Neil Cavuto: The 9-11 report criticizes the FBI and our intelligence. we're trying to fix that. But the report also shows Saudi Arabia has no interest in stopping Muslim extremism. Should we fix that situation by saying "sayonara Saudi Arabia" once and for all?

Hussein Ibish: There's a legitimate kind of argument you could make for the Saudi government and the apathy the United States government showed towards al Qaeda before 9-11. And people think they really could have and should have done more in the months leading up to 9-11. But after the Riyadh attacks, they've really cracked down on the financial transactions.

Neil Cavuto: We now know that there was a Saudi business man connected to at least 2 of the 9-11 hijackers. We also know that 2 of the 4 terrorists were part of a terrorist probe that we asked the Saudis to continue and they did not. We now know that there is an individual in Saudi Arabia who was in contact with al Qaeda groups here in the United States. We've asked for information from the Saudis about him and we haven't gotten it.

Hussein Ibish: This report has been censored. We haven't seen the allegations that have been made against us. I don't believe the administration is trying to cover for Al Qaeda or anything like that. We've heard this kind of bashing of the Saudis before. Al Qaeda is targeting the Saudis too so to say that Saudi Arabia is funding them means that they are insane that they would help a group which is trying to destroy them.

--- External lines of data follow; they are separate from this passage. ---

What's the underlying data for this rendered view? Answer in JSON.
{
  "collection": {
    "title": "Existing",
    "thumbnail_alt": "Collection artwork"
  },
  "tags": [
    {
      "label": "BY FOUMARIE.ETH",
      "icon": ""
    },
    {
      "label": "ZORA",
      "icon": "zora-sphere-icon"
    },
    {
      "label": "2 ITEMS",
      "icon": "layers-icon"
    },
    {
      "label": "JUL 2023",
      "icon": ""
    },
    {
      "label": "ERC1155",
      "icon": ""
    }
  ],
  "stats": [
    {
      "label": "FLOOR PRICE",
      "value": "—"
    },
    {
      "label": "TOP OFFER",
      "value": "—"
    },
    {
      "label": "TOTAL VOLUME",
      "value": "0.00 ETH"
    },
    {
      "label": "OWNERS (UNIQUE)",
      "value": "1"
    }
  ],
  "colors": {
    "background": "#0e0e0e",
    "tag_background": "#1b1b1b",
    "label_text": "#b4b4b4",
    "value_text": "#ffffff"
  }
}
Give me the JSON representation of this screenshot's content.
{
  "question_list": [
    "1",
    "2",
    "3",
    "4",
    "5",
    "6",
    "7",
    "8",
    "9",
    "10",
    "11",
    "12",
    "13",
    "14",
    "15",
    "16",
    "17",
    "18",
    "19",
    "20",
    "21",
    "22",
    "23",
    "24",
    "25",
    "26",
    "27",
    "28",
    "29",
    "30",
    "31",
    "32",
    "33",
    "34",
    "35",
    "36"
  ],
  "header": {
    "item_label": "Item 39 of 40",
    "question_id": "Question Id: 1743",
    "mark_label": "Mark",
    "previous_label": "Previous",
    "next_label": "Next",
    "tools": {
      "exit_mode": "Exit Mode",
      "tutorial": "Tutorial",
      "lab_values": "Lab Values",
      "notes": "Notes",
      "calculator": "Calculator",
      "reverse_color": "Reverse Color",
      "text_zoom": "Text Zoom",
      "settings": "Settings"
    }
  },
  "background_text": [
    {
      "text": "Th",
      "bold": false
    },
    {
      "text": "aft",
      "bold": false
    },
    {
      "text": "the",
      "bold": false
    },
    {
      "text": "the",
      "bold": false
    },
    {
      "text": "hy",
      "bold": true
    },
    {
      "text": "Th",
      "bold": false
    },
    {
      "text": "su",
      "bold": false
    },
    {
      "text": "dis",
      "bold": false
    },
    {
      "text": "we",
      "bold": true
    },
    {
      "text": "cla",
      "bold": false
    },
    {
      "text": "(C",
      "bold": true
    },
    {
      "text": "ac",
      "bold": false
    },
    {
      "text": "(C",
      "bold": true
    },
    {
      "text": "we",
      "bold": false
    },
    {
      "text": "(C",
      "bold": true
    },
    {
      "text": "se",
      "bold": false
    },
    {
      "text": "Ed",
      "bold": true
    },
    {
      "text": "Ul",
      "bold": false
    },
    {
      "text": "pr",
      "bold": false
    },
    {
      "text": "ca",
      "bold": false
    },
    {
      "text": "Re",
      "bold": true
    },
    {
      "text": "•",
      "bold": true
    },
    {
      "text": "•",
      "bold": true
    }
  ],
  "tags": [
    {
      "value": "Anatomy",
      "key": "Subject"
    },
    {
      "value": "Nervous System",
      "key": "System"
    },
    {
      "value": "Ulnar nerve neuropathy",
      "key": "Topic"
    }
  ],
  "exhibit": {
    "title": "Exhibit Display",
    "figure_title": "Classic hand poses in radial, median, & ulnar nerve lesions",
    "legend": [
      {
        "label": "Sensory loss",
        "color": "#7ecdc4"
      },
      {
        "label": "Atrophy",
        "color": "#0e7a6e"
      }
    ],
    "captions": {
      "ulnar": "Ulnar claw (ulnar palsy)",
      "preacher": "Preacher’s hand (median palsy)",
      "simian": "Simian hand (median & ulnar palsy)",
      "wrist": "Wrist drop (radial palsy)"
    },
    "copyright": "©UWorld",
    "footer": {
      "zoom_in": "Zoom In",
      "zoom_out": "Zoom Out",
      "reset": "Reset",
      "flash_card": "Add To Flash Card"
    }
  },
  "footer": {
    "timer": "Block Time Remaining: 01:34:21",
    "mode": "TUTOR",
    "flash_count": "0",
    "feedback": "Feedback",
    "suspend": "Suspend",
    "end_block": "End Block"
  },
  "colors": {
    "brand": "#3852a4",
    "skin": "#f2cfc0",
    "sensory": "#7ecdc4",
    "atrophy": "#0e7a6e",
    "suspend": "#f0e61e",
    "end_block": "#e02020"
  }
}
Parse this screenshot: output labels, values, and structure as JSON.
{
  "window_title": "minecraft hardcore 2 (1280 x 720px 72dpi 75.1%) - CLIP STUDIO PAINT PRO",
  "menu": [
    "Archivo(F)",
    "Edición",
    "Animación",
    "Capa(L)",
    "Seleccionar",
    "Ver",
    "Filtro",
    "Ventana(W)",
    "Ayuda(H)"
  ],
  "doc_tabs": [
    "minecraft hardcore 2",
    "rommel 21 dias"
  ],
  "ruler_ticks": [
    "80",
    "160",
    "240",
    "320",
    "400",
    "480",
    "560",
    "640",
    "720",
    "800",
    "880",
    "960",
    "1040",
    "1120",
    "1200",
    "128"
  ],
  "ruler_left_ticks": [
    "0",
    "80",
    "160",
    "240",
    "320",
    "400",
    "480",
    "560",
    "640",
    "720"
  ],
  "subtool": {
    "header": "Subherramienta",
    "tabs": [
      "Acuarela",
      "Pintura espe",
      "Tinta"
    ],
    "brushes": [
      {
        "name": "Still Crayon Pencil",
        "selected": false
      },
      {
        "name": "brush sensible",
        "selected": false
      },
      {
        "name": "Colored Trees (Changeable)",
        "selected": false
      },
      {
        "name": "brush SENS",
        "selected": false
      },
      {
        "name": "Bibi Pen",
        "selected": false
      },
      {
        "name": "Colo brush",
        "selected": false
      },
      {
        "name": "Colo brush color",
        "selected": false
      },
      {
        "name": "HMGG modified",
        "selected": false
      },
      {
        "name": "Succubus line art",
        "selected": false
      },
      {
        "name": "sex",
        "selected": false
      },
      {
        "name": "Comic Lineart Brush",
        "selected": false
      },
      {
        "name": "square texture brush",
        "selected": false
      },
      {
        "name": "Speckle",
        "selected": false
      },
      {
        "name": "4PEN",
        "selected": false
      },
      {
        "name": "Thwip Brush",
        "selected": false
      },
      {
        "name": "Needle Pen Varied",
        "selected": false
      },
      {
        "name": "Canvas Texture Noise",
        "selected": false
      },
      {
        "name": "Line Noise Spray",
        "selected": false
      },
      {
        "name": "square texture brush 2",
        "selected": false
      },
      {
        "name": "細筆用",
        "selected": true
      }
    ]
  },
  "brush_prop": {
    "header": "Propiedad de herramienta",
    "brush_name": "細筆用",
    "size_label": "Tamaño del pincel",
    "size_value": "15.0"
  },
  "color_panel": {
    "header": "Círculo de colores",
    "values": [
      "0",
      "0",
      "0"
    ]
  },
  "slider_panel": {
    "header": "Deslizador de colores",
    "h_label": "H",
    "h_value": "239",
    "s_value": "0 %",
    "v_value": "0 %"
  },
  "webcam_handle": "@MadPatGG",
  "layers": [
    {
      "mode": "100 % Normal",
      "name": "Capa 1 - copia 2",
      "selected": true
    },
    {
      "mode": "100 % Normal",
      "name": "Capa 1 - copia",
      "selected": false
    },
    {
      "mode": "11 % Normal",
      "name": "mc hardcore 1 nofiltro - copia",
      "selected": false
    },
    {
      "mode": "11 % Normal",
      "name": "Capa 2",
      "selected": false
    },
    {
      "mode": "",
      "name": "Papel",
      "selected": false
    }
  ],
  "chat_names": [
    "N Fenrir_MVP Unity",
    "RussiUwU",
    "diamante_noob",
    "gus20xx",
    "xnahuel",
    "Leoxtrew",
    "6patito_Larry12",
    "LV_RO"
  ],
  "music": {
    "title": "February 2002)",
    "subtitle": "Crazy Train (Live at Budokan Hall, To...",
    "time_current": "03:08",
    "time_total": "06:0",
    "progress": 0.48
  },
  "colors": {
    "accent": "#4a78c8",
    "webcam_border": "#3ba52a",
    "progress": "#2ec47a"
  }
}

Neil Cavuto: Don't you think that until Riyadh and the attack on Saudi Arabia by al Qaeda, they were perfectly happy with seeing our buildings being blown up?

Hussein Ibish: I think they realized they couldn't kid themselves anymore that these things were only taking place in East Asia or North America. They got a new sense of urgency like we did after 9-11. Should they have done more? Probably and maybe we, the United States, should've done more before. But it's wrong to say that they just didn't care.

Neil Cavuto: But if you're a friend, then act like it. When a friend is holding a telethon for the families of terrorists who are bombing buses.. then you don't help the families get information about 9-11. That's not a friend.

Hussein Ibish: First of all, if you ask the administration what the relationship between the Saudis is and the cooperation level, they'll tell you across the board that the relationship is strong and the cooperation is good. I don't think the Bush administration is interesting in covering up for any country that is funding terrorism. There's no way you can say that the Saudis and the United States have not been strong allies. There's 40 years of good cooperation there.

FOX on the Spot

Colonel Cowan: U.S. businesses replace U.S. troops in Iraq. That’s good news for Halliburton (HAL) and other companies awarded Iraq contracts.

Charles Payne: Buy Siebel Systems (SEBL) and BEA Systems (BEAS) before IBM goes shopping. They are likely takeover targets for Big Blue.

Jim Rogers: For the first time in decades, mutual funds will have a net withdrawal from investors this year.

Meredith Whitney: Retailers get boost from tax cut money.

Neil Cavuto: Meredith is right-- retail spending is picking up, getting added boost by those child care tax credit checks coming their way in next few weeks and that is good for the economy and markets.